-- INPUT FOR THIS TASK --
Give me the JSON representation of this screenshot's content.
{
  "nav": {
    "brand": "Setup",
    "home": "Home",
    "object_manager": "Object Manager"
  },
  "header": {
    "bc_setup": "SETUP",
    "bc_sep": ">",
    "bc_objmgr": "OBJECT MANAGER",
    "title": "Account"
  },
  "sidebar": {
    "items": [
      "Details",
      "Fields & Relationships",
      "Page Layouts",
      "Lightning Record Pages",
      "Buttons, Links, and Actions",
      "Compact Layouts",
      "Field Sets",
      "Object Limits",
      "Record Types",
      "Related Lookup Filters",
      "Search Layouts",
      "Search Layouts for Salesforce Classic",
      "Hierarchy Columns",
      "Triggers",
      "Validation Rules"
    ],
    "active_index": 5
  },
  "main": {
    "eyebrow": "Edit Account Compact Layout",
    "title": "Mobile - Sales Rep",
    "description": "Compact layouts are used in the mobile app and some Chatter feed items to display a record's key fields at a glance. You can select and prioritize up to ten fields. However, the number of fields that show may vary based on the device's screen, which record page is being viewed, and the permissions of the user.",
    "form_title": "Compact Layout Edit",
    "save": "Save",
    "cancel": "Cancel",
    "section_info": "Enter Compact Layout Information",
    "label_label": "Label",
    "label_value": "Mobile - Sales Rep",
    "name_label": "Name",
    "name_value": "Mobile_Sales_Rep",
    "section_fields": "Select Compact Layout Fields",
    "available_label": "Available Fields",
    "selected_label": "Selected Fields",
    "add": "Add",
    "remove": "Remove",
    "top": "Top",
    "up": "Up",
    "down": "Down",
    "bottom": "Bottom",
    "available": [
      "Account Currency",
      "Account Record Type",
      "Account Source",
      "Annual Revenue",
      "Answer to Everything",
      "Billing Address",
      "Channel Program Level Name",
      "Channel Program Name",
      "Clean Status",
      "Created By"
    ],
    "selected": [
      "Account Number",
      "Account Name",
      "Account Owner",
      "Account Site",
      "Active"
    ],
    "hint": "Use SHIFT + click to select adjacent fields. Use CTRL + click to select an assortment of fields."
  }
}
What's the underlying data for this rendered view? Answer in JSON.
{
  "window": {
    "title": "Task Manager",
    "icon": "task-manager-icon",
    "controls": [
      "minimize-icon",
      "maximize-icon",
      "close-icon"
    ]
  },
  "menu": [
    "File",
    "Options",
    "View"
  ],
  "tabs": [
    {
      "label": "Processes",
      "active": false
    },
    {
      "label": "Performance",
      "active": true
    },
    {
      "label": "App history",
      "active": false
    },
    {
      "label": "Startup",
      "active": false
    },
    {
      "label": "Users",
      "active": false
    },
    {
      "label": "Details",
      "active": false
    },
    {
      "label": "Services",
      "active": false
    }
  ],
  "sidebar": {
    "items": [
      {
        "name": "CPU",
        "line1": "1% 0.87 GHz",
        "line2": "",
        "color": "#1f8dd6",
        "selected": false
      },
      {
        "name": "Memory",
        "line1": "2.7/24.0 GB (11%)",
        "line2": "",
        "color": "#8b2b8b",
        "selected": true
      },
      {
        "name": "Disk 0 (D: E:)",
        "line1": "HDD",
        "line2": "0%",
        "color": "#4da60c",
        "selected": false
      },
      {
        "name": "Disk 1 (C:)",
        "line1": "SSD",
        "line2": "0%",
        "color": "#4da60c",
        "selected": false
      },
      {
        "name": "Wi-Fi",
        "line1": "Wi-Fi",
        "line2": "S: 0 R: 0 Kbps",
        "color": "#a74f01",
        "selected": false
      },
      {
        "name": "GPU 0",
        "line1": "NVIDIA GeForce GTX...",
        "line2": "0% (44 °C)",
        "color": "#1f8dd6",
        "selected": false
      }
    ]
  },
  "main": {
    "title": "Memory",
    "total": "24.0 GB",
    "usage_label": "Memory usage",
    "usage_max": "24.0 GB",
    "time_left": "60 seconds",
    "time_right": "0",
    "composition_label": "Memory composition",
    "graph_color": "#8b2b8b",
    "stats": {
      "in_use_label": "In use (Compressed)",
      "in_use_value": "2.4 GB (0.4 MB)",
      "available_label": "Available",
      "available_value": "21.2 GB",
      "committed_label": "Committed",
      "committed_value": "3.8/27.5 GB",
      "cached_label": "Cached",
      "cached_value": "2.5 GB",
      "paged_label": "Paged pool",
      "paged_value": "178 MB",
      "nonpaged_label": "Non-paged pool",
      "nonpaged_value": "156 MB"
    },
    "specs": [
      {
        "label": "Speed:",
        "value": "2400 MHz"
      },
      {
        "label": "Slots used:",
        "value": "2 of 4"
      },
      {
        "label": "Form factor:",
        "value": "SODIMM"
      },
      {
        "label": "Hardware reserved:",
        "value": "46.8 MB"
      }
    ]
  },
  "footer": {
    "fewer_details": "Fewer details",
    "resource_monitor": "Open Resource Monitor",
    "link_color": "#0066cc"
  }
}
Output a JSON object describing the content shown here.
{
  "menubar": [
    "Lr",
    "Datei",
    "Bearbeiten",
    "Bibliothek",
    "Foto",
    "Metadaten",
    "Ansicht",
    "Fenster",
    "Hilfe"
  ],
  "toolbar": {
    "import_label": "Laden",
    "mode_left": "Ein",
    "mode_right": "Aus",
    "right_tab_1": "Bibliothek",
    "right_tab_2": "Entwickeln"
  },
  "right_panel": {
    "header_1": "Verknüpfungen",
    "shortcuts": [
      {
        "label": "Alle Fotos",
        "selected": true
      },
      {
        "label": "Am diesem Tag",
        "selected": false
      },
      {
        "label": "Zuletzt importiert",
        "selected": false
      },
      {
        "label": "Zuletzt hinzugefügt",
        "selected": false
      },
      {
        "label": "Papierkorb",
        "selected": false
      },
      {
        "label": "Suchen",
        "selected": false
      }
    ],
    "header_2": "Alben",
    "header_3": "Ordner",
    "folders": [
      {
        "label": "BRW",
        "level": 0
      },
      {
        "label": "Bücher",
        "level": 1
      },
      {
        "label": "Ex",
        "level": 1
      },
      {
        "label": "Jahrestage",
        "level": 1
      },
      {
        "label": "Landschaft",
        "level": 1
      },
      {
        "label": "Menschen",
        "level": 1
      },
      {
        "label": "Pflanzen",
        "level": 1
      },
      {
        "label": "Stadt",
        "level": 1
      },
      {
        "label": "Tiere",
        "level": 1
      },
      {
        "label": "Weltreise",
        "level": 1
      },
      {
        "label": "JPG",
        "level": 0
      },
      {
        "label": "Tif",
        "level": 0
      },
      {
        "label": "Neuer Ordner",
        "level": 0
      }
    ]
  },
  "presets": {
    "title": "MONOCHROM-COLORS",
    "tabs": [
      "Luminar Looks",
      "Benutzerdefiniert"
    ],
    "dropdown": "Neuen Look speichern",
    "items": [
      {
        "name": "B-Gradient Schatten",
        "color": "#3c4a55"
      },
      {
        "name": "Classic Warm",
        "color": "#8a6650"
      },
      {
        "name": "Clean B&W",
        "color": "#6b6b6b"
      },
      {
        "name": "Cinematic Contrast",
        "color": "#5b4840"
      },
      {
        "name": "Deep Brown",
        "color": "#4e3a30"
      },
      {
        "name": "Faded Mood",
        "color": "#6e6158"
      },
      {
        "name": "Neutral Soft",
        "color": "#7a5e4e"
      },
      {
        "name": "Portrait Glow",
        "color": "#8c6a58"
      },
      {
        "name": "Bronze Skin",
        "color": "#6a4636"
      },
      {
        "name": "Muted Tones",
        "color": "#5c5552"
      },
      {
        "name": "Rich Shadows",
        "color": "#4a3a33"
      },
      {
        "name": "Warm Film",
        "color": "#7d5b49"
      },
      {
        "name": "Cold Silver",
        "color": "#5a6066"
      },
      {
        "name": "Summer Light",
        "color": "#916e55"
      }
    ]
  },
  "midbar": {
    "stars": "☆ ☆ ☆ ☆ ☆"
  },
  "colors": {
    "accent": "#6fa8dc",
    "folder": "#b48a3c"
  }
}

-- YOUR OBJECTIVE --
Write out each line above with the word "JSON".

-- EXERCISE RESULT --
Give me the JSON representation of this screenshot's content.
What's the underlying data for this rendered view? Answer in JSON.
Output a JSON object describing the content shown here.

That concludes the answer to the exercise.